The model minority group was particularly enacted to minimize the effect of racism on other groups, particularly Black Americans. This myth falsely conflates the types of racism that both groups have faced. Through various types of legislation, most notably the Chinese Exclusion Act of 1882, and Japanese internment in the 1940s, Asians have faced discrimination, oppression, and racism.
When describing the comparison between Asian and black oppression, Professor Claire Jean Kim at the University of California Irvine asserts that Asian Americans have never faced the "systematic dehumanization that black people have faced during slavery and continue to face today." She continues to say Asians have been barred from the United States and sent to internment camps, which is different from the segregation, police brutality, and discrimination that African Americans have endured.
3. It doesn't take into account the historical background.
The Immigration and Nationality Act of 1965 under President Lyndon B. Johnson was, in simple terms, preferential immigration. It abolished the racist quotas initially in place, with the ulterior motive of wanting to improve relations between the United States and Asia.
The Immigration and Nationality Act particularly aimed to attract those with skilled labor (as promised by lobbyists), so, as a result, it was the doctors, engineers, and entrepreneurs from India that migrated to be able to pursue the American Dream.

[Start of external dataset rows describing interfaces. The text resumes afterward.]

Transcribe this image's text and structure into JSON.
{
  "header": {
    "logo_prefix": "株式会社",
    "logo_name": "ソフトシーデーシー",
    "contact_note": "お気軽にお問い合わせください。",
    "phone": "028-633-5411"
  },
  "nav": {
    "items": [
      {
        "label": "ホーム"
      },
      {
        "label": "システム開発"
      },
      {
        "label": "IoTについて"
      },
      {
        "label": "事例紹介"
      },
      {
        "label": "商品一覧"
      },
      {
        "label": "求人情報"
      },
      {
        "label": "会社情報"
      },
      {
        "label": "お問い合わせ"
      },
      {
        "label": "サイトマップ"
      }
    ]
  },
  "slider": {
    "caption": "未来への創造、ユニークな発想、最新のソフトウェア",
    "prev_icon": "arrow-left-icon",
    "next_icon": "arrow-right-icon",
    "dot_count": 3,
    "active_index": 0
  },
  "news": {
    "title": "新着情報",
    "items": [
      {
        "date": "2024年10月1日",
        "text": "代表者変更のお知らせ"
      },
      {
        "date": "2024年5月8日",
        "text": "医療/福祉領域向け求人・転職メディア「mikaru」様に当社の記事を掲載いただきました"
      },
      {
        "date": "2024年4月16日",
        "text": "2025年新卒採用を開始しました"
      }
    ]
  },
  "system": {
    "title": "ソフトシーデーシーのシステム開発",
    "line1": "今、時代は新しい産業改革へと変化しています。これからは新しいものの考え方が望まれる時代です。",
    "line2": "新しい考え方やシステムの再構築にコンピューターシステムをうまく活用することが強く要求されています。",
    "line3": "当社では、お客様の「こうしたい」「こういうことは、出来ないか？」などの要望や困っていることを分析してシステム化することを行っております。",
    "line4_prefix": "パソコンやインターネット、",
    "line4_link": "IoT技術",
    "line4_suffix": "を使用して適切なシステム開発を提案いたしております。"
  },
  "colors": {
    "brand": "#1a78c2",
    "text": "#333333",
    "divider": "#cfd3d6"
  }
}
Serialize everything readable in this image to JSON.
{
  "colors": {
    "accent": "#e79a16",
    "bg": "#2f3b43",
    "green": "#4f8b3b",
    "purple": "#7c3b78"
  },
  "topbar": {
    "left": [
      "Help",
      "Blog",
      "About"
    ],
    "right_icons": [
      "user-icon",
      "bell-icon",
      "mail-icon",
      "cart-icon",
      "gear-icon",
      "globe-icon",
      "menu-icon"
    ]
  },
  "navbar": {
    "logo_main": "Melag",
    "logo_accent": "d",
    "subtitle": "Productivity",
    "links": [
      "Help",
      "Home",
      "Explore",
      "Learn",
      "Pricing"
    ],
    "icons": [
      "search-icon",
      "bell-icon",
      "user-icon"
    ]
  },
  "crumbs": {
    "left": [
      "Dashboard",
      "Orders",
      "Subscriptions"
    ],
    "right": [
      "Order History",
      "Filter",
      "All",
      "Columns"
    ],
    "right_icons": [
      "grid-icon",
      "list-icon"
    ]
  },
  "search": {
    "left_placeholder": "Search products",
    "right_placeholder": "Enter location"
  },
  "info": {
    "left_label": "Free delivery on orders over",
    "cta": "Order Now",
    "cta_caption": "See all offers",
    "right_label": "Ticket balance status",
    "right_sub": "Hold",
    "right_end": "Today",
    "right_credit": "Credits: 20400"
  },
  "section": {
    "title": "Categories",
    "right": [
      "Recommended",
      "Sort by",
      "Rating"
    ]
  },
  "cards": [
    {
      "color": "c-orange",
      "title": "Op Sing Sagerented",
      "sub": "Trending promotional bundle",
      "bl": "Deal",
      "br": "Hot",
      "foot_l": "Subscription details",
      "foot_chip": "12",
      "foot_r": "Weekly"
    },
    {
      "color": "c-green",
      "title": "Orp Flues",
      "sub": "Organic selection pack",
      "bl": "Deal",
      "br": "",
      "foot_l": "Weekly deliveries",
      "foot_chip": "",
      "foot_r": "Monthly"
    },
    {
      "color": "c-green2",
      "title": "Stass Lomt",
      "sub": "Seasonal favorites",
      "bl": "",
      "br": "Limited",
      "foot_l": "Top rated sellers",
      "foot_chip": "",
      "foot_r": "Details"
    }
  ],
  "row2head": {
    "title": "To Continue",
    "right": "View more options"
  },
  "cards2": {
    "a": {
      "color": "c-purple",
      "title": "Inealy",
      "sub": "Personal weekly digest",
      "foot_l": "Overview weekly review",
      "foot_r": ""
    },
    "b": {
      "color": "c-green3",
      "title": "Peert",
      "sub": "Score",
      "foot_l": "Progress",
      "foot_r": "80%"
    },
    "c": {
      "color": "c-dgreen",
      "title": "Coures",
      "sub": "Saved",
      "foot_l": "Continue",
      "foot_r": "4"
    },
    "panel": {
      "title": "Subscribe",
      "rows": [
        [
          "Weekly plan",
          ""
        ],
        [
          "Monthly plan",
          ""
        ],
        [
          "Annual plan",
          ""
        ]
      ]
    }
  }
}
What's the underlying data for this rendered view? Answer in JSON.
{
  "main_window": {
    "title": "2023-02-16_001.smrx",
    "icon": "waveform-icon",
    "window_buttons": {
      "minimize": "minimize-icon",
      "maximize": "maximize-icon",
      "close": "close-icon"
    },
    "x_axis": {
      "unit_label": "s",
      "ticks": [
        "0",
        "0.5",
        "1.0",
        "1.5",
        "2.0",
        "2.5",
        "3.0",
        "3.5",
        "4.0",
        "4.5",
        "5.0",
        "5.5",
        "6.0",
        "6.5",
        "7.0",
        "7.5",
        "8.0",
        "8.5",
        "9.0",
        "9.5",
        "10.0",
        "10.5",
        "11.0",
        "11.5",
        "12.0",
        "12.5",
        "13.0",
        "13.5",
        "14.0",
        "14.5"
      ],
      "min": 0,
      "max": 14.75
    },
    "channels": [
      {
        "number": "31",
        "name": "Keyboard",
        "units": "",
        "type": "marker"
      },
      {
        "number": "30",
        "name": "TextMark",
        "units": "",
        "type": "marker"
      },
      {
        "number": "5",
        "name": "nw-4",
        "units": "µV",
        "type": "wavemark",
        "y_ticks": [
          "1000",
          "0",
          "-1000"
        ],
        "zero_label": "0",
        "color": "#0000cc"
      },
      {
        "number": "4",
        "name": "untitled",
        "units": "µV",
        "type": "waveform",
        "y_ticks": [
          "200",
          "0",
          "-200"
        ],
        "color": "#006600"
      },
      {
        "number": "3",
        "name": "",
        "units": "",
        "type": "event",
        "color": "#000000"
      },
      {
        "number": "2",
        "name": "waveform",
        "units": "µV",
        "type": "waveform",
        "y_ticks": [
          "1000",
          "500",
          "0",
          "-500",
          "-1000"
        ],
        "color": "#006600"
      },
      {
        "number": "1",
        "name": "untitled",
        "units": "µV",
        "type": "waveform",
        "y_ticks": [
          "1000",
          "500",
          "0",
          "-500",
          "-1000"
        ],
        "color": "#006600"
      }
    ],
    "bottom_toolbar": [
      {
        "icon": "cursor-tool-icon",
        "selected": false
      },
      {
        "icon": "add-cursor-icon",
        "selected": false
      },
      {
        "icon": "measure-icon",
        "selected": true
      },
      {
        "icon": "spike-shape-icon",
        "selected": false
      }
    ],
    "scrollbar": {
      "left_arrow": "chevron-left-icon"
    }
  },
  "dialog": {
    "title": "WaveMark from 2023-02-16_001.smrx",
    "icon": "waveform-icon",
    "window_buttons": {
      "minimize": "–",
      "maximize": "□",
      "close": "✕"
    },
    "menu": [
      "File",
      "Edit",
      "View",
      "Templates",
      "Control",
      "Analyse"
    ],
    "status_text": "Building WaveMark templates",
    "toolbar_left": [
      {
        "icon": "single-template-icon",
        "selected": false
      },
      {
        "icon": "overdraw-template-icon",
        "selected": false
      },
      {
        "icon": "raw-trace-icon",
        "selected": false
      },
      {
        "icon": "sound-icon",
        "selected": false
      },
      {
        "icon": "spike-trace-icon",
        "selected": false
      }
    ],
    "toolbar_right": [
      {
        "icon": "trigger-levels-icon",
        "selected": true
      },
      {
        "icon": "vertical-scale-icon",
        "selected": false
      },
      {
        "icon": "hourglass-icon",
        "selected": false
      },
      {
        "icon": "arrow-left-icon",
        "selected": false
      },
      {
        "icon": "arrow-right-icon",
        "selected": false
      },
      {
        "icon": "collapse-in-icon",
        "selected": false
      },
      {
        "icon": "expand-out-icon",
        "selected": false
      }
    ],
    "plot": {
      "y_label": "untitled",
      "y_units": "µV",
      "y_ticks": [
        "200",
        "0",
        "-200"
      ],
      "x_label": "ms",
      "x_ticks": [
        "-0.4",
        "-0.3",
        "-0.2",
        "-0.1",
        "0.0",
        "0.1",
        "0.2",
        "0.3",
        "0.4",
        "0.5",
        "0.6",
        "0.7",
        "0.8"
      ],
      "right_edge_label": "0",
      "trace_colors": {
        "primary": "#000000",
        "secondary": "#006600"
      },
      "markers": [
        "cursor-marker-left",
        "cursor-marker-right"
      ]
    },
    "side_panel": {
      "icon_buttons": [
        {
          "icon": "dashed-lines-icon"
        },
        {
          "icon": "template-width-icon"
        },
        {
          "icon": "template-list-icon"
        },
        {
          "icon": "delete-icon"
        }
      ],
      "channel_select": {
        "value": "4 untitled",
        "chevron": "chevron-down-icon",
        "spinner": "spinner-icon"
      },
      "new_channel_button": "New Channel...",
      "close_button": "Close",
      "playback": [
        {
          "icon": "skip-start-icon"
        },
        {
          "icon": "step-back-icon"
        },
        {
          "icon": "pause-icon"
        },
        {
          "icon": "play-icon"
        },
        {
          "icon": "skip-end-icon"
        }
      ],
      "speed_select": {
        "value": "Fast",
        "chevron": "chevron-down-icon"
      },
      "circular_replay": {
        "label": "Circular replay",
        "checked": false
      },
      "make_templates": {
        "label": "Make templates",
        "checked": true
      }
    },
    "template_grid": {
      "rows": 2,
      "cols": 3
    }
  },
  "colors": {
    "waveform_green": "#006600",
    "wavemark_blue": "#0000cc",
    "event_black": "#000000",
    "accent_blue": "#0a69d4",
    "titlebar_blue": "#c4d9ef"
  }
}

As Sanjena Sathian cleverly explains, "India itself is not a nation of doctors, engineers, and entrepreneurs, but often, those are the qualifications to stand a chance at the American Dream." In turn, this mass migration of skilled labor has created breeding that is tailored towards upward mobility.
How do we see the model minority myth play out in our daily life?
We see the model minority myth on a scale from microaggressions to macroaggressions. The little comments many of us may have heard in schools, "of course she's good at math, she's Asian" or "no wonder he got in to [university], he's Asian" are microaggressions that hastily generalize the broader Asian community and contribute to incredible pressure and ostracisation for Asian youth.
We've also seen a stark rise in hate crimes against the Asian American Pacific Islander community. Due to Asians being generalized as a group that has "overcome racism" collectively, many of these hate crimes were not even acknowledged to be hate crimes due to the underlying internalization of this myth.
What can I do now that I know this?
First and foremost, seek to understand. Collectivism and different cultural identities are not mutually exclusive. Collectively, terms such as AAPI (Asian American Pacific Islander), exist to develop a political identity rooted in unity. As seen in the Civil Rights Movement, a collective identity serves as a strong weapon against oppression and racism.
It is important to note that even a collectivist group shares vast differences. Within the AAPI community lies a multitude of different cultures and backgrounds that entail different histories, which are important to acknowledge. Reading books written by AAPI can be another easily accessible tool that aids in understanding.
Collectivism and different cultural identities are not mutually exclusive.
Engage in conversations. A calm exchange of words has the potential to serve as an instigating tool to diversify an individual's point of view.
Finally, as you encounter the world, remember that the most powerful tool you are given is the ability to listen. Once you've gained knowledge, your voice can be used to amplify those that are marginalized.